I’ve been reflecting lately on my brief sojourn into education reform prior to returning to “the world.” Several things I learned there, including the idea that how brains work and how people interact represent new fields of study to the Field of Education. (With apologies to any of my new Ed friends, please correct me if I heard wrong!)
Yeah, I was appalled too. Turns out it’s called there “The Learning Sciences,” and while I don’t know when it started to gain traction, people in education somewhat recently started to compare the education system we have with the stuff we’re learning from cognitive science, sociology, etc. Pretty exciting stuff, and I can’t help but compare this welcome attention to interdisciplinary studies to the breakthrough in economics when – RECENTLY – leading economists began to realize that people are messy and don’t have consistent utility functions. (In both cases, the system failures become a tad obvious using this lens.)
So the world is changing. All around us. One meme in education making the rounds is, attributed to The Learning Sciences: “All learning is social!” As someone mentioned this weekend on Twitter: The learning that isn’t social, isn’t worth our time studying. This remains controversial – what about human instinct, core behaviors, the idea that some of our personality traits may be inherited? Surely these aren’t learned! But then we read that an infant, long before she can understand a language, is able to discern WHICH language is spoken by her tiny tribe. And before she understands that she belongs to the same animal group as her parents and siblings, she can discern individual faces among primates. Once she learns that she is one of the naked apes, the individuality among chimpanzee faces becomes invisible to her, as it is to us.
Ponder that one for a minute. Heady stuff.

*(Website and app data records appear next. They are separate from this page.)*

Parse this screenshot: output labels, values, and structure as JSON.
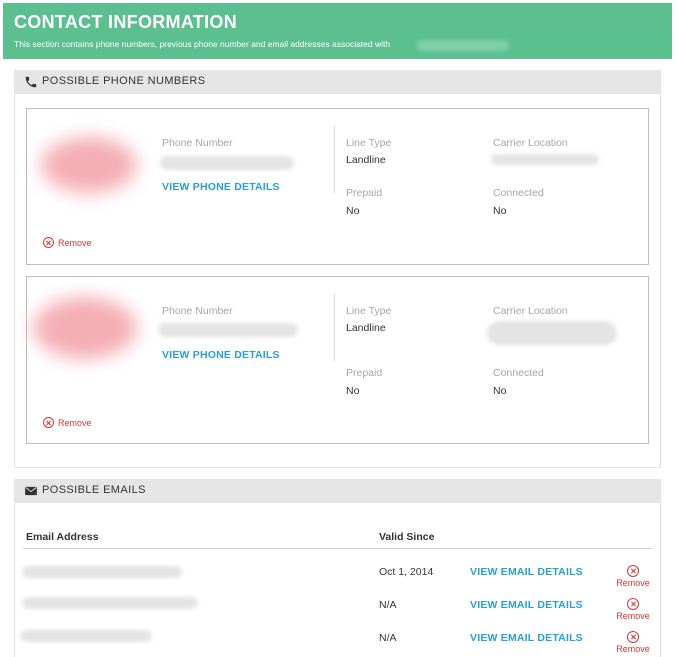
{
  "header": {
    "title": "CONTACT INFORMATION",
    "subtitle": "This section contains phone numbers, previous phone number and email addresses associated with"
  },
  "phones_section": {
    "title": "POSSIBLE PHONE NUMBERS",
    "icon": "phone-icon",
    "cards": [
      {
        "phone_label": "Phone Number",
        "details_link": "VIEW PHONE DETAILS",
        "line_type_label": "Line Type",
        "line_type_value": "Landline",
        "carrier_label": "Carrier Location",
        "prepaid_label": "Prepaid",
        "prepaid_value": "No",
        "connected_label": "Connected",
        "connected_value": "No",
        "remove_label": "Remove"
      },
      {
        "phone_label": "Phone Number",
        "details_link": "VIEW PHONE DETAILS",
        "line_type_label": "Line Type",
        "line_type_value": "Landline",
        "carrier_label": "Carrier Location",
        "prepaid_label": "Prepaid",
        "prepaid_value": "No",
        "connected_label": "Connected",
        "connected_value": "No",
        "remove_label": "Remove"
      }
    ]
  },
  "emails_section": {
    "title": "POSSIBLE EMAILS",
    "icon": "envelope-icon",
    "columns": {
      "email": "Email Address",
      "valid_since": "Valid Since"
    },
    "rows": [
      {
        "valid_since": "Oct 1, 2014",
        "details_link": "VIEW EMAIL DETAILS",
        "remove_label": "Remove"
      },
      {
        "valid_since": "N/A",
        "details_link": "VIEW EMAIL DETAILS",
        "remove_label": "Remove"
      },
      {
        "valid_since": "N/A",
        "details_link": "VIEW EMAIL DETAILS",
        "remove_label": "Remove"
      }
    ]
  },
  "colors": {
    "header_bg": "#5bbf8f",
    "link": "#2a9fd6",
    "remove": "#d9352f"
  }
}
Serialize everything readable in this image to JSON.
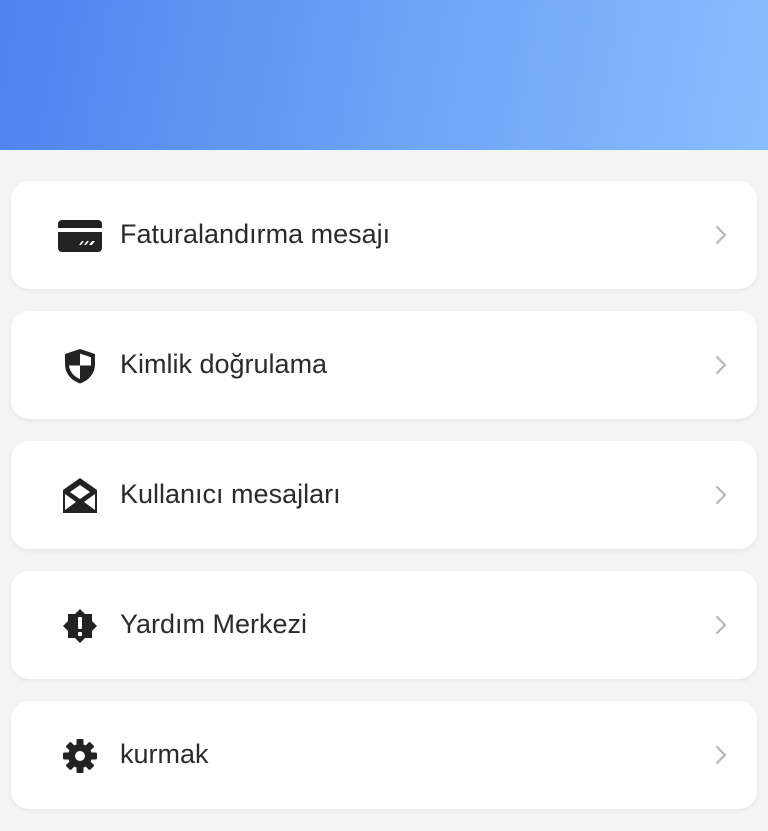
{
  "header": {
    "title": "",
    "gradient_start": "#4f82ef",
    "gradient_end": "#88bdfd"
  },
  "menu": {
    "items": [
      {
        "label": "Faturalandırma mesajı",
        "icon": "credit-card-icon"
      },
      {
        "label": "Kimlik doğrulama",
        "icon": "shield-icon"
      },
      {
        "label": "Kullanıcı mesajları",
        "icon": "open-envelope-icon"
      },
      {
        "label": "Yardım Merkezi",
        "icon": "alert-badge-icon"
      },
      {
        "label": "kurmak",
        "icon": "gear-icon"
      }
    ]
  },
  "colors": {
    "background": "#f4f4f4",
    "card": "#ffffff",
    "text": "#2b2b2b",
    "icon": "#222222",
    "chevron": "#b8b8b8"
  }
}
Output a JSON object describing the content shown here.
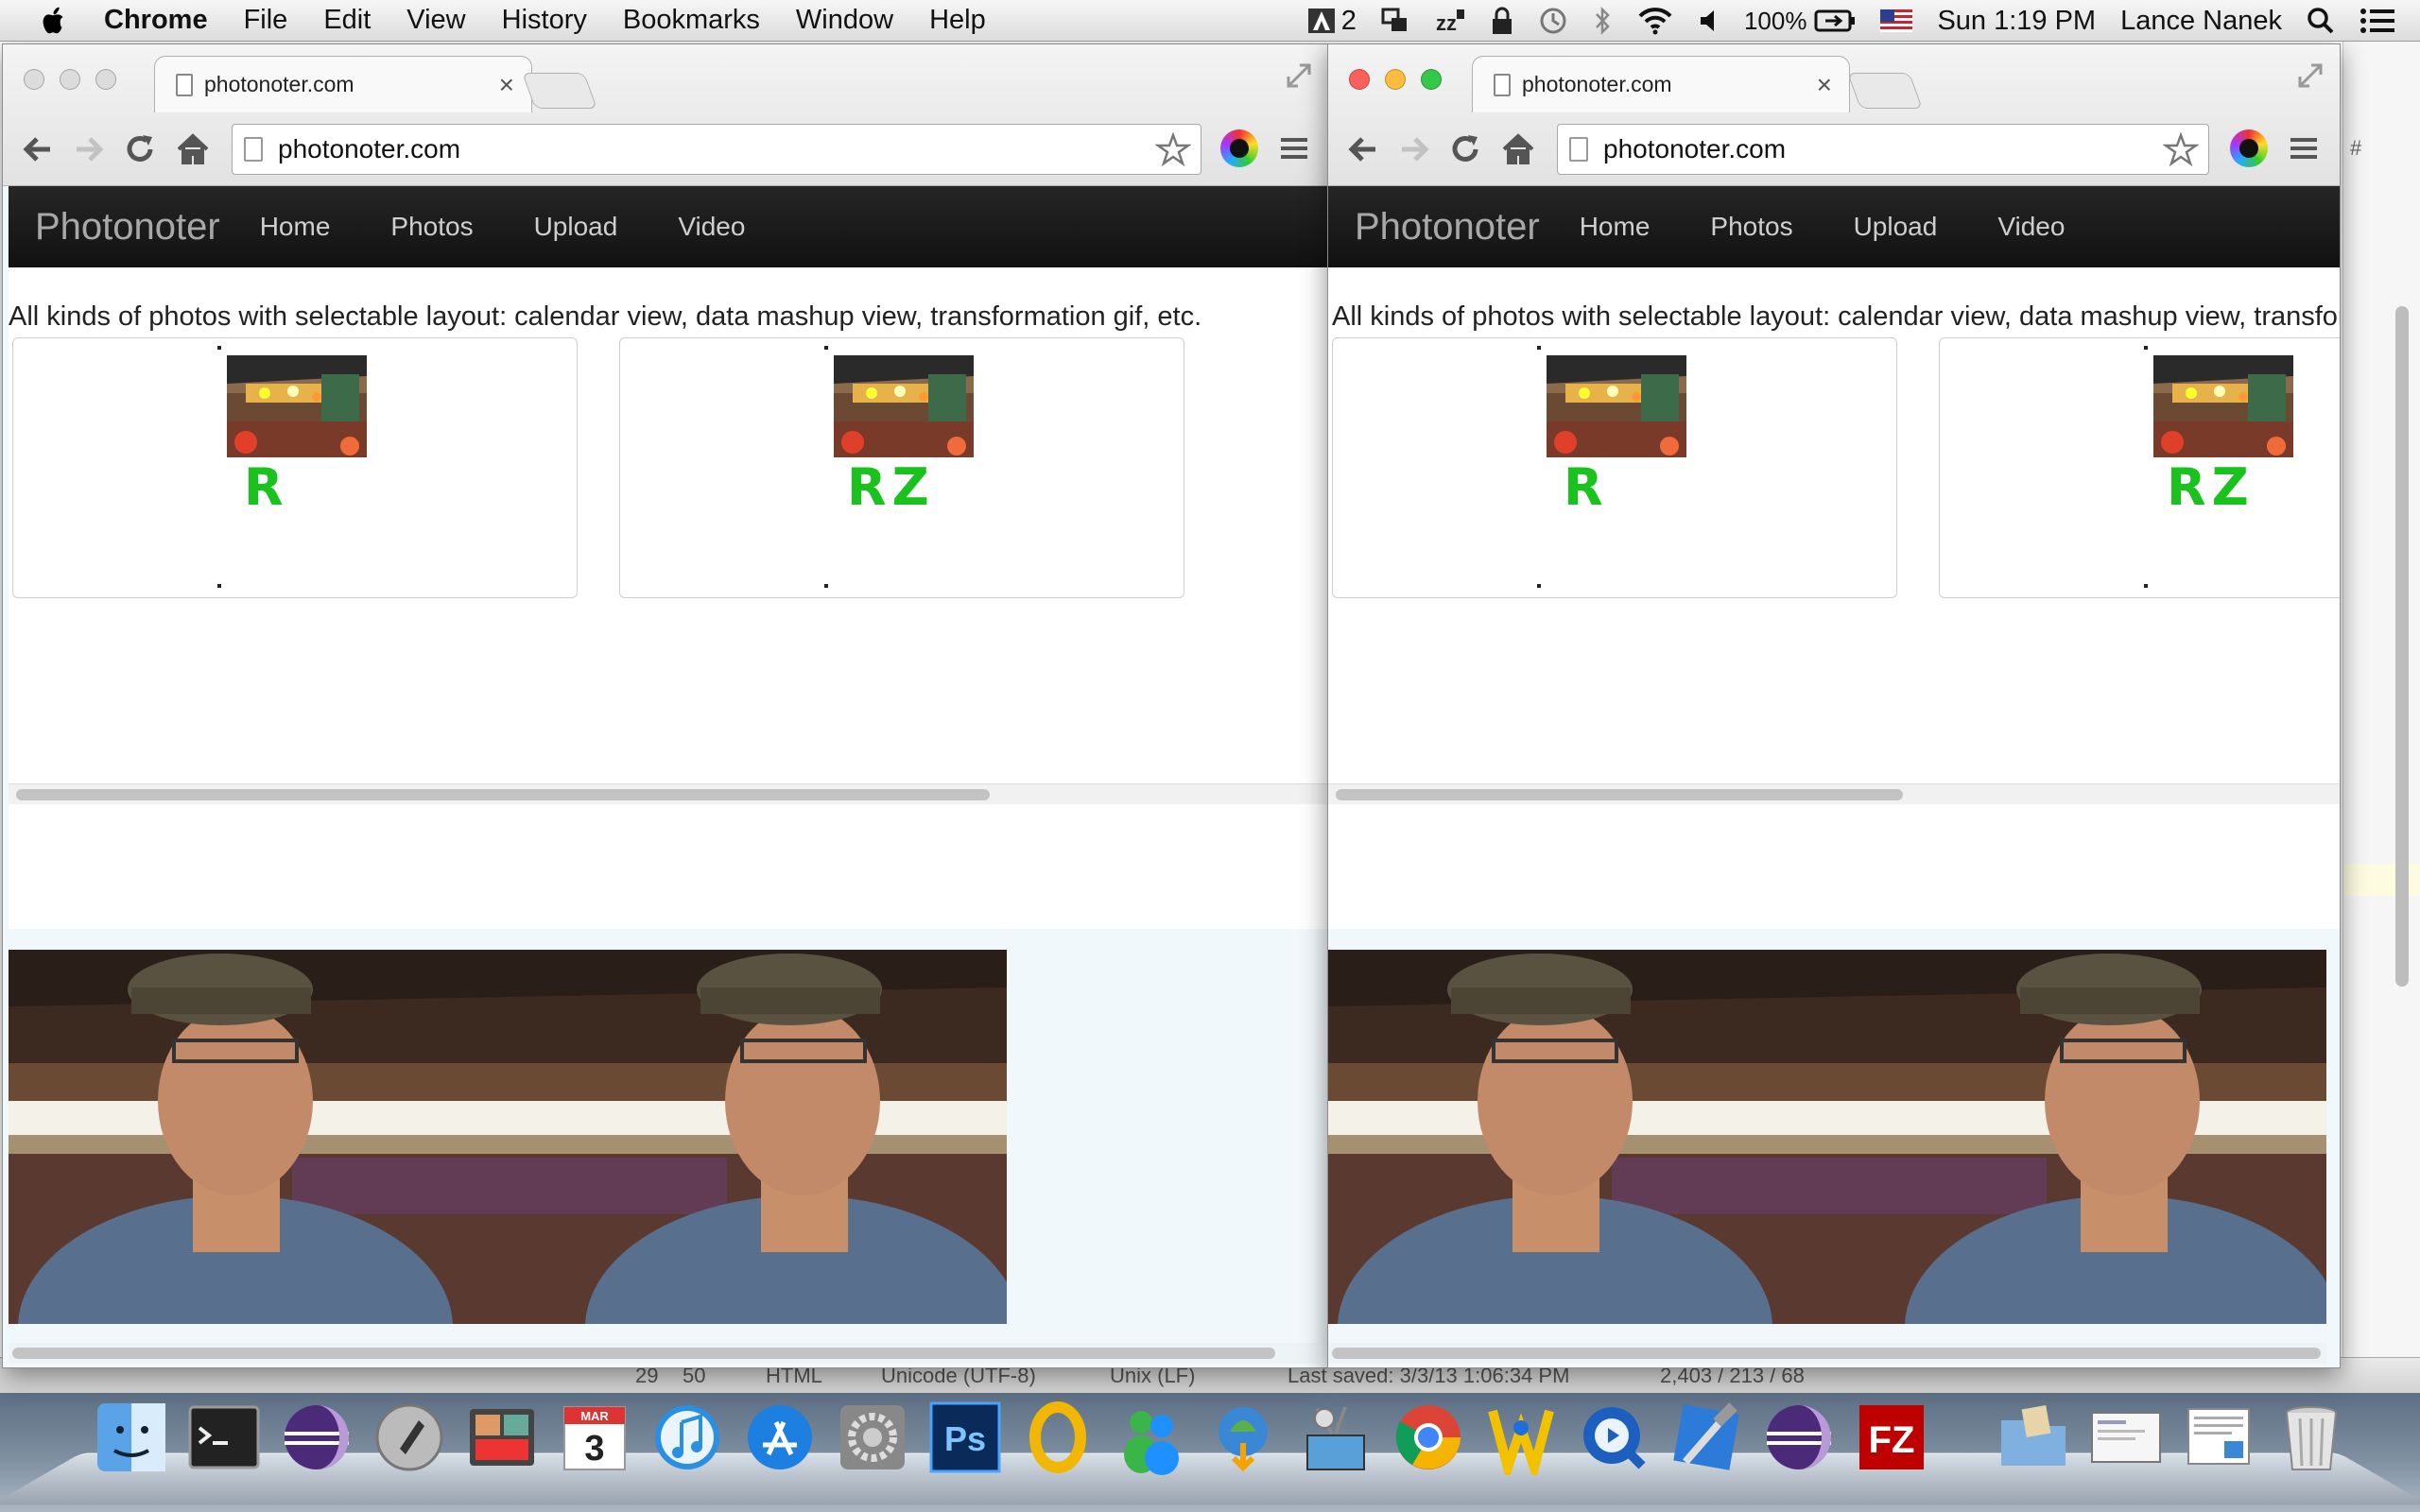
{
  "menubar": {
    "app_name": "Chrome",
    "menus": [
      "File",
      "Edit",
      "View",
      "History",
      "Bookmarks",
      "Window",
      "Help"
    ],
    "status": {
      "adobe_count": "2",
      "battery": "100%",
      "clock": "Sun 1:19 PM",
      "user": "Lance Nanek"
    }
  },
  "editor": {
    "status_line": "29",
    "status_col": "50",
    "syntax": "HTML",
    "encoding": "Unicode (UTF-8)",
    "line_endings": "Unix (LF)",
    "last_saved": "Last saved: 3/3/13 1:06:34 PM",
    "counts": "2,403 / 213 / 68",
    "gutter_marker": "#"
  },
  "windows": [
    {
      "tab_title": "photonoter.com",
      "url": "photonoter.com",
      "site": {
        "brand": "Photonoter",
        "nav": [
          "Home",
          "Photos",
          "Upload",
          "Video"
        ],
        "tagline": "All kinds of photos with selectable layout: calendar view, data mashup view, transformation gif, etc.",
        "cards": [
          {
            "drawn_text": "R"
          },
          {
            "drawn_text": "RZ"
          }
        ]
      }
    },
    {
      "tab_title": "photonoter.com",
      "url": "photonoter.com",
      "site": {
        "brand": "Photonoter",
        "nav": [
          "Home",
          "Photos",
          "Upload",
          "Video"
        ],
        "tagline": "All kinds of photos with selectable layout: calendar view, data mashup view, transfor",
        "cards": [
          {
            "drawn_text": "R"
          },
          {
            "drawn_text": "RZ"
          }
        ]
      }
    }
  ],
  "dock": {
    "calendar_month": "MAR",
    "calendar_day": "3",
    "photoshop_label": "Ps",
    "filezilla_label": "FZ",
    "items": [
      "finder-icon",
      "terminal-icon",
      "eclipse-icon",
      "launchpad-icon",
      "photo-booth-icon",
      "calendar-icon",
      "itunes-icon",
      "app-store-icon",
      "system-preferences-icon",
      "photoshop-icon",
      "opera-icon",
      "messenger-icon",
      "downloader-icon",
      "network-icon",
      "chrome-icon",
      "flow-icon",
      "quicktime-icon",
      "xcode-icon",
      "eclipse-icon",
      "filezilla-icon",
      "folder-icon",
      "screenshot-icon",
      "document-icon",
      "trash-icon"
    ]
  },
  "colors": {
    "nav_bg": "#1b1b1b",
    "page_bg": "#f1f8fb",
    "drawn_green": "#19c21c",
    "close_red": "#fc605c",
    "minimize_yellow": "#fdbc40",
    "zoom_green": "#34c84a"
  }
}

This weekend, I was struck by a logic stick. If all learning is social, is all social learning? We know this is not automatically so, learned that in the intro to Logic, Sets and Numbers (an actual college course I took in the 70’s). But when we engage in a social setting, online or offline, are we ever not learning? Let’s add in a third statement: we are constantly learning. Even while asleep, some research indicates, the brain assembles and makes sense of what it experienced that day. There isn’t a time when our brains aren’t rewiring themselves based on input from our environment.
We learn something from every experience. If events occur as predicted, we reinforce that cognitive pattern for the next use (naturally, we have the ability to learn the wrong things here). If they do not, we reconsider our pattern assessment logic. We descend the stairs at 3 am differently once we learn the fourth step from the landing squeaks now – and will subsequently do that in another’s home without thinking.
So we’re constantly learning, and all learning is social. (Is it? We learned that squeaky stair avoidance thing on our own, didn’t we? Hint: No.)
Enter social media! What is your social media strategy? Does that question even make sense anymore? Or should we ask now: What is your learning strategy, and what role is played therein by social media, happy hours, phone calls, email, downtime, etc.? If all social is learning, shouldn’t any associated strategy for socializing tools be focused there?
24 Nov: Update, thanks to the great comments I’m getting here. Here is a another great resource exploring this notion that all learning is social, and questioning the value of corporate training methods as a result: http://www.lifescapes.org/Papers/0212_from_training_to_learning.htm